Engaging gluttony and hunger across multiple generations, After Preparing the Altar, The Ghosts Feast Feverishly conjures food as childhood comfort while throwing into sharp contrast the personal histories of Wong’s own family members. Wong’s mother was born at the end of the Great Leap Forward (1958–1962), a Maoist campaign that sought agricultural and industrial reform in the Chinese countryside. Also known as the Great Famine, the campaign resulted in an estimated 36 million deaths due to starvation. Wong’s installation is comprised of altars, sculptural poems, and personal effects that provoke deeper understandings of food waste and the realities of low-income immigrant families.

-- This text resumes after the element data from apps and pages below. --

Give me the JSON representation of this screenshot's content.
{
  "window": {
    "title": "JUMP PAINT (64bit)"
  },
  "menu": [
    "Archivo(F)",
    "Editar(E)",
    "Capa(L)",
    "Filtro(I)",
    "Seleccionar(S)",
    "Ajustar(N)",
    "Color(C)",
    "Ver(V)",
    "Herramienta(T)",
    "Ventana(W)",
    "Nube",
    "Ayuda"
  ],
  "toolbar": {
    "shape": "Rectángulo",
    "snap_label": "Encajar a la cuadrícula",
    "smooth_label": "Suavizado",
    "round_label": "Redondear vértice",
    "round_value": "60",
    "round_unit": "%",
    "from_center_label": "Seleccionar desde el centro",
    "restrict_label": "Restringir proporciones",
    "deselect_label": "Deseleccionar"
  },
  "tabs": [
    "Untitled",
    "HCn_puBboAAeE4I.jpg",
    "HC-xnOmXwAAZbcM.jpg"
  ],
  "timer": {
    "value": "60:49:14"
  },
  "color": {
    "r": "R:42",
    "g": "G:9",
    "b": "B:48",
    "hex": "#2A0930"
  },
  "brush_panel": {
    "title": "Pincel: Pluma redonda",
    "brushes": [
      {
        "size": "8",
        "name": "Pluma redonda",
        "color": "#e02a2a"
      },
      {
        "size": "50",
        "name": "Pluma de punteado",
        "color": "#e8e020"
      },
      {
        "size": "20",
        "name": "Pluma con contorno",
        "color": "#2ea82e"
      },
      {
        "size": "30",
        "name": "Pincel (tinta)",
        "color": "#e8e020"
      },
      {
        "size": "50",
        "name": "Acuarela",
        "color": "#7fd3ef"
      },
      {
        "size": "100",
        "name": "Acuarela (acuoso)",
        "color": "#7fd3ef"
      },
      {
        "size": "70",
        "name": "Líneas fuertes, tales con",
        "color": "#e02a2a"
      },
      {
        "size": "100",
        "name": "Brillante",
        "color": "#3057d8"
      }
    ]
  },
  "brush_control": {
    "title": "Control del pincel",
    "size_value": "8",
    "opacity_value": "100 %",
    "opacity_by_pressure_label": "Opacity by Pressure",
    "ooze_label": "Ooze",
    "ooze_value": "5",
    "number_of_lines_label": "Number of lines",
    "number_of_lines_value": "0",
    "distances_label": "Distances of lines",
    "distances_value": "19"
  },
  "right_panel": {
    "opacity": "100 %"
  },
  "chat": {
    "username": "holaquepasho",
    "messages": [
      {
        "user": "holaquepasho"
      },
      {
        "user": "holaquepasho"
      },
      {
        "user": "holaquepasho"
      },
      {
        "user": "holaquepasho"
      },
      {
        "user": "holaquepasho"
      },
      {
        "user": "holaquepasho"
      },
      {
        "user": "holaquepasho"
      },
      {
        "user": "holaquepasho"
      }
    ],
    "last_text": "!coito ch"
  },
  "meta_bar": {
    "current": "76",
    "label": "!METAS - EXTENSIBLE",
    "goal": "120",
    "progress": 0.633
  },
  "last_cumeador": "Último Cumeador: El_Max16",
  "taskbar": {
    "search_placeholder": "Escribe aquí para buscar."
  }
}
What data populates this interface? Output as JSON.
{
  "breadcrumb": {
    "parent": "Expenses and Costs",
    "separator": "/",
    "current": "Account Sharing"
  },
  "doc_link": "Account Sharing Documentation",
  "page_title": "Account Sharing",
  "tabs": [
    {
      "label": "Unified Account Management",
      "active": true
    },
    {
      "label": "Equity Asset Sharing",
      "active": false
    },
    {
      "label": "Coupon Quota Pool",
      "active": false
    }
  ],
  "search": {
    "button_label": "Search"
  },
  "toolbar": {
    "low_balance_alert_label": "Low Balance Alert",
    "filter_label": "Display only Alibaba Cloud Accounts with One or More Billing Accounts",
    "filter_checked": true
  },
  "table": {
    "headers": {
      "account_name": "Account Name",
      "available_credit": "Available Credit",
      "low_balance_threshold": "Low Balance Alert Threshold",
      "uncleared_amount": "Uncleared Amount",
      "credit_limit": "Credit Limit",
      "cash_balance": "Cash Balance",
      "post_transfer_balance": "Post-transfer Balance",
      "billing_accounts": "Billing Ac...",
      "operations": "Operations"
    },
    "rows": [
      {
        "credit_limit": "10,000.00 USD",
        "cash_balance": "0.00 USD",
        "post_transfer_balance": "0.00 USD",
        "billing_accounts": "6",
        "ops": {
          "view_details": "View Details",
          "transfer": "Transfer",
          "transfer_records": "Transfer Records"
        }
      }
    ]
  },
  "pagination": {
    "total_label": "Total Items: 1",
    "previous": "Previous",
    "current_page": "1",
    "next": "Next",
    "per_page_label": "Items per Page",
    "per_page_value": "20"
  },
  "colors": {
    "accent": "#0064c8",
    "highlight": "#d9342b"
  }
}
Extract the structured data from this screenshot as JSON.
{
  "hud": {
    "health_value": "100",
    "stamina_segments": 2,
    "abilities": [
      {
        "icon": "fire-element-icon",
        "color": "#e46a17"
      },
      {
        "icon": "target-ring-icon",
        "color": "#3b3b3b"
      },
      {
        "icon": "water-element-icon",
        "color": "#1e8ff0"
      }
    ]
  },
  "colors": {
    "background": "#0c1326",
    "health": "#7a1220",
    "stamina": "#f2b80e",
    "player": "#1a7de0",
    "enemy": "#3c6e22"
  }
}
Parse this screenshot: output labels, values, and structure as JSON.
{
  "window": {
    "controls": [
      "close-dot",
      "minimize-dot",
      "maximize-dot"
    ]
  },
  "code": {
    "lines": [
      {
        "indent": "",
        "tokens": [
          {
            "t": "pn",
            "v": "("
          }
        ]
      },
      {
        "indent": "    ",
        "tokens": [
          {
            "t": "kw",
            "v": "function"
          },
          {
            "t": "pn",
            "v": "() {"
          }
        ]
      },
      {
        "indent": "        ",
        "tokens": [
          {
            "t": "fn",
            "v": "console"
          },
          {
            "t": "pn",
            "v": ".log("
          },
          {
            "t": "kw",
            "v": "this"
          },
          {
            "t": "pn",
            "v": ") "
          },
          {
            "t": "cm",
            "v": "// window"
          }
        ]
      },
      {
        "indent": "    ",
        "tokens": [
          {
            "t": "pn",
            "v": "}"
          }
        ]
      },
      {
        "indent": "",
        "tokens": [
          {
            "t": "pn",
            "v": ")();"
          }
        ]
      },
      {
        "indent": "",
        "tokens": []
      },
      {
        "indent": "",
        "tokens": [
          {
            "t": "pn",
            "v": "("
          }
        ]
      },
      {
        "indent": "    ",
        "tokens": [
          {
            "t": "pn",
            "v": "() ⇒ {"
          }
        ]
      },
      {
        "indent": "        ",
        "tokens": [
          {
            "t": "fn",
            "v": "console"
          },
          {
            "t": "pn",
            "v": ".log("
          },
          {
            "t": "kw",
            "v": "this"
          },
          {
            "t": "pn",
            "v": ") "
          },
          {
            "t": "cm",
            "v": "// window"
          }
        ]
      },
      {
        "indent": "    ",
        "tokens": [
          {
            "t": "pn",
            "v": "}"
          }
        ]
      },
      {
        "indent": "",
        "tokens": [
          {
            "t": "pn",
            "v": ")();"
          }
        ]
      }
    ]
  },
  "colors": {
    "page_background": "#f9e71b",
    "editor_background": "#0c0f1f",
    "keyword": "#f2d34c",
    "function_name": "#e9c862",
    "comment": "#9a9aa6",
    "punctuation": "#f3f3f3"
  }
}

Seeking to honor her family, ancestors, loved ones, and all that sustains life in an otherwise fraught world through writing, Wong implores us to become more attuned to our shared histories. As the final lines of the exhibition’s title poem ask, “Tell us, little girl, are you/ hungry, awake, astonished enough?”
Jane Wong (American, b.1984, Long Branch, New Jersey) is a poet, essayist, and professor who grew up in a Chinese American take-out restaurant. Her poems can be found in Best American Poetry 2015, American Poetry Review, and jubilat, among others. A Kundiman fellow, she is the recipient of a Pushcart Prize and fellowships from the U.S. Fulbright Program, the Fine Arts Work Center, Hedgebrook, 4Culture, and Bread Loaf Writers’ Conference. The author of Overpour (Action Books, 2016), Jane is an assistant professor at Western Washington University. Invested in public scholarship, her project on the poetics of haunting in Asian American poetry has appeared as a TEDx talk and a multimedia website.
Jane Wong received the 2017 James W. Ray Distinguished Artist Award, which is funded by the Raynier Institute & Foundation through the Frye Art Museum | Artist Trust Consortium. The award supports and advances the creative work of outstanding artists living and working in Washington State and culminates in a presentation at the Frye Art Museum.